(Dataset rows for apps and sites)
-- Opening Marker --

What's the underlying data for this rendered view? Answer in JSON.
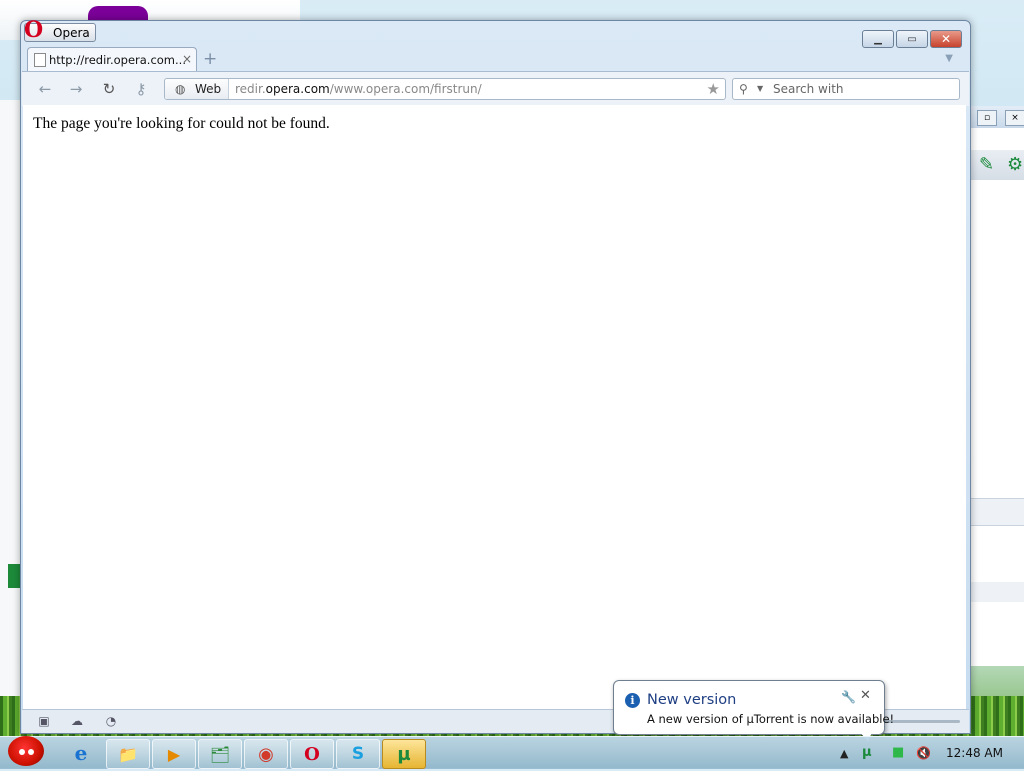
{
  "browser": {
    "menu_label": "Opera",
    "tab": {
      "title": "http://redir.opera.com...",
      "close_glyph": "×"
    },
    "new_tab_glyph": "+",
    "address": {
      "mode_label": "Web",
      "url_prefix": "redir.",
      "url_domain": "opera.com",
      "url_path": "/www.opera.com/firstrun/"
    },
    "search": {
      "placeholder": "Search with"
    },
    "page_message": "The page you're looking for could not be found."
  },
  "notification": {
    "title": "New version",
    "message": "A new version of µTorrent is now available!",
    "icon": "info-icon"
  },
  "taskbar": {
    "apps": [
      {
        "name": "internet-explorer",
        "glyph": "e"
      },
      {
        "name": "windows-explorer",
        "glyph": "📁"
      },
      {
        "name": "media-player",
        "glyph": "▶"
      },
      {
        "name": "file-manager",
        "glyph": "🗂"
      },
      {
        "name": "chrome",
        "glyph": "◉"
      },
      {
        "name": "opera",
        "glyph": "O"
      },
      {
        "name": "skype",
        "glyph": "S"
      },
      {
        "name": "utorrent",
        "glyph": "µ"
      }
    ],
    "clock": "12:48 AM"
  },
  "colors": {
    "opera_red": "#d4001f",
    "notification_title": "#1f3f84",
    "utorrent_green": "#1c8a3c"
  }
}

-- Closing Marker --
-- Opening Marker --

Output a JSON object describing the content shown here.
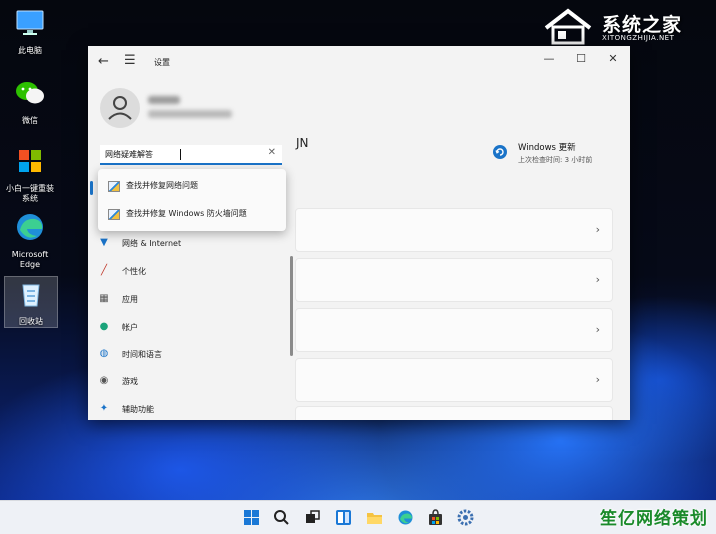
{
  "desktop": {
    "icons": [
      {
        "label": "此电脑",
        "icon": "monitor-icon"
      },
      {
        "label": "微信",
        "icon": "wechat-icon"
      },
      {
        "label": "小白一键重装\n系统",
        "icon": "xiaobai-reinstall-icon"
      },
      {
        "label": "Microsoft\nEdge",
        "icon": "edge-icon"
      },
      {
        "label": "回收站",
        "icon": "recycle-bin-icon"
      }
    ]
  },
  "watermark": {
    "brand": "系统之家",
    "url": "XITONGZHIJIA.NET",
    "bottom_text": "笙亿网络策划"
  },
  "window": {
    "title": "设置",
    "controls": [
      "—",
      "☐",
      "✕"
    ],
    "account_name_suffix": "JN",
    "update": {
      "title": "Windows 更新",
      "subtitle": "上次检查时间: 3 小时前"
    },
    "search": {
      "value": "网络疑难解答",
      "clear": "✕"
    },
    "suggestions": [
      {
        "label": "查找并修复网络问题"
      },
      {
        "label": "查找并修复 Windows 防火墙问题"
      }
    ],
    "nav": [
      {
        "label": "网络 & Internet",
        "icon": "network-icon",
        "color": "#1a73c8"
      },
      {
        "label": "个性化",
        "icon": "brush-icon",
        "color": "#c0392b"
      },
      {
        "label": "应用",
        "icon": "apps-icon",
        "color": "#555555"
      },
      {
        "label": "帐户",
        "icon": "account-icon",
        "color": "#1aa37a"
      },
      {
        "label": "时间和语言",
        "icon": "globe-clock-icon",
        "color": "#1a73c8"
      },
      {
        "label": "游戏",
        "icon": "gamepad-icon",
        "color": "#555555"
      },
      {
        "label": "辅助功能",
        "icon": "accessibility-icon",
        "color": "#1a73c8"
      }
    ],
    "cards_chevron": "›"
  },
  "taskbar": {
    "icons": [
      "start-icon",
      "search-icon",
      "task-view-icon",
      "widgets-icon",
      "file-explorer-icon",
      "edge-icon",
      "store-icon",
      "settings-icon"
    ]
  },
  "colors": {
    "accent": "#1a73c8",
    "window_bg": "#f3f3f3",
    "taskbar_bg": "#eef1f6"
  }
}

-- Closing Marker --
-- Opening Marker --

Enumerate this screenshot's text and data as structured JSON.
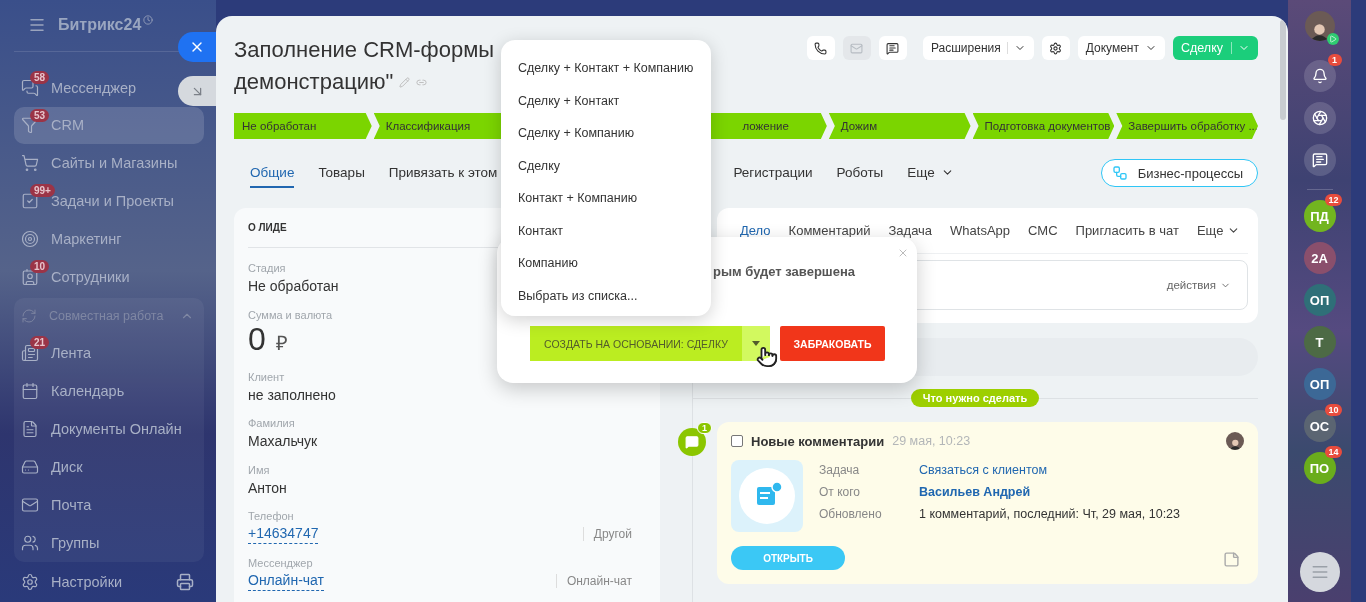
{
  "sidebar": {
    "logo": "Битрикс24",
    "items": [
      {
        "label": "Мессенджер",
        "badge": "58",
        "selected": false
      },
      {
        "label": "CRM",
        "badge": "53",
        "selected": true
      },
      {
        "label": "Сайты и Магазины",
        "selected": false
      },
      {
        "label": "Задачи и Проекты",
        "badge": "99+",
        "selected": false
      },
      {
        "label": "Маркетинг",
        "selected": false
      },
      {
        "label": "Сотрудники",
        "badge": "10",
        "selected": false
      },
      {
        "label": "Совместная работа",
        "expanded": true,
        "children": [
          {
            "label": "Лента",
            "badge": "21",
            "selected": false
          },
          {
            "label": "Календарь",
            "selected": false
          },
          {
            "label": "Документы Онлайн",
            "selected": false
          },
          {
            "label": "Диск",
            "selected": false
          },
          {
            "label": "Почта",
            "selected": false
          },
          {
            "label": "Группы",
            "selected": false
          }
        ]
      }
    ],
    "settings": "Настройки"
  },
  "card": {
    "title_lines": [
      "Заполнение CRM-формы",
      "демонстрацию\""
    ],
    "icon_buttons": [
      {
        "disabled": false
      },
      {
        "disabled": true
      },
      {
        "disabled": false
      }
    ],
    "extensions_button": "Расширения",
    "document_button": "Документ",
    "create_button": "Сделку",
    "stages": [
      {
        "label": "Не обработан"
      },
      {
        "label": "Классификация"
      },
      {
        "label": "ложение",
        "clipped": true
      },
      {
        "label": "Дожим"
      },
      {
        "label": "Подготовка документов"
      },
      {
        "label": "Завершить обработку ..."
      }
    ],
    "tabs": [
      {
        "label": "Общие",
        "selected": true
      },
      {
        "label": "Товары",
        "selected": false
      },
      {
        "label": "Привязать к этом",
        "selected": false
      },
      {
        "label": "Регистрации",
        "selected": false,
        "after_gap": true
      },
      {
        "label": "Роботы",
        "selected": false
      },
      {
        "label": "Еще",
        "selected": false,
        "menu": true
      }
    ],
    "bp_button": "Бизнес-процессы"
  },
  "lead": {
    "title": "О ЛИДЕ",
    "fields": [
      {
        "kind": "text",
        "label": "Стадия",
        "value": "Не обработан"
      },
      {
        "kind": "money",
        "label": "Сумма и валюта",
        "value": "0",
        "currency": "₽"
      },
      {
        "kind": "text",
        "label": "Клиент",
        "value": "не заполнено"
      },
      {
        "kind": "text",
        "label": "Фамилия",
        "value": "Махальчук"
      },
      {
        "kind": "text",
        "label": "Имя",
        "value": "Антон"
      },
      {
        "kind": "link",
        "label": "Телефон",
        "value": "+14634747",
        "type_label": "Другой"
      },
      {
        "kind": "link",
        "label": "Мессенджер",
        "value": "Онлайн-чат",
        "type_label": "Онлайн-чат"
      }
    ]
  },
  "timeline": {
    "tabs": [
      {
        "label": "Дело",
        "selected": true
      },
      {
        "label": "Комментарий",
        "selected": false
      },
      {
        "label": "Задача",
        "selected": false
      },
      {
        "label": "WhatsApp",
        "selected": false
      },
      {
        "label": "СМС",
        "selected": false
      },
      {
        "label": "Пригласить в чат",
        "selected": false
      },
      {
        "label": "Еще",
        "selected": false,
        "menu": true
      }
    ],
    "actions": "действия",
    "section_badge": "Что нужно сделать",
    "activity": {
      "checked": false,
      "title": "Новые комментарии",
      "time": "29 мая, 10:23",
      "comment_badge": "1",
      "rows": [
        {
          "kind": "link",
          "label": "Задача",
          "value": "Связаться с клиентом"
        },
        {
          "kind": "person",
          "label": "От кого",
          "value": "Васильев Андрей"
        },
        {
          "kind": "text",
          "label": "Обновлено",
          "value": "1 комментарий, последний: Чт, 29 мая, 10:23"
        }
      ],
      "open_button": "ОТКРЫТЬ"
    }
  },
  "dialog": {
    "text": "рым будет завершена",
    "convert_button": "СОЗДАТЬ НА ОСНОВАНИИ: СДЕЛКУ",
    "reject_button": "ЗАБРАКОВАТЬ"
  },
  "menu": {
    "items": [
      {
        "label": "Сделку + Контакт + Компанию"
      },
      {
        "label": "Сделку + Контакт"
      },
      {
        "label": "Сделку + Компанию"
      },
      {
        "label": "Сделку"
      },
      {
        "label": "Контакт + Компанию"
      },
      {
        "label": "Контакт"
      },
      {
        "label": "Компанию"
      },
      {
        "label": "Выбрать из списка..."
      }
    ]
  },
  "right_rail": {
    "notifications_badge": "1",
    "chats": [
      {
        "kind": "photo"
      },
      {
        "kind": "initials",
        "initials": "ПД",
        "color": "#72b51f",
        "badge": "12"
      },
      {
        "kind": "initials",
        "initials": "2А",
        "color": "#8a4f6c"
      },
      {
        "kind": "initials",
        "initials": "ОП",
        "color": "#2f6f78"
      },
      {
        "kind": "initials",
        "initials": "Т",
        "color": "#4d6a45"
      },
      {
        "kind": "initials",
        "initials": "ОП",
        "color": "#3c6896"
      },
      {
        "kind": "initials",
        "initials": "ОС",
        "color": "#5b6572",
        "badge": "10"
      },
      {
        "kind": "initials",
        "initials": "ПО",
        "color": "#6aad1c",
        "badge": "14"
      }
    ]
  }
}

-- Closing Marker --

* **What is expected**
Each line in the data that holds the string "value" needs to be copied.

* **Finished task**
      "value": "网络疑难解答",
        "value": "Не обработан"
        "value": "0",
        "value": "не заполнено"
        "value": "Махальчук"
        "value": "Антон"
        "value": "+14634747",
        "value": "Онлайн-чат",
          "value": "Связаться с клиентом"
          "value": "Васильев Андрей"
          "value": "1 комментарий, последний: Чт, 29 мая, 10:23"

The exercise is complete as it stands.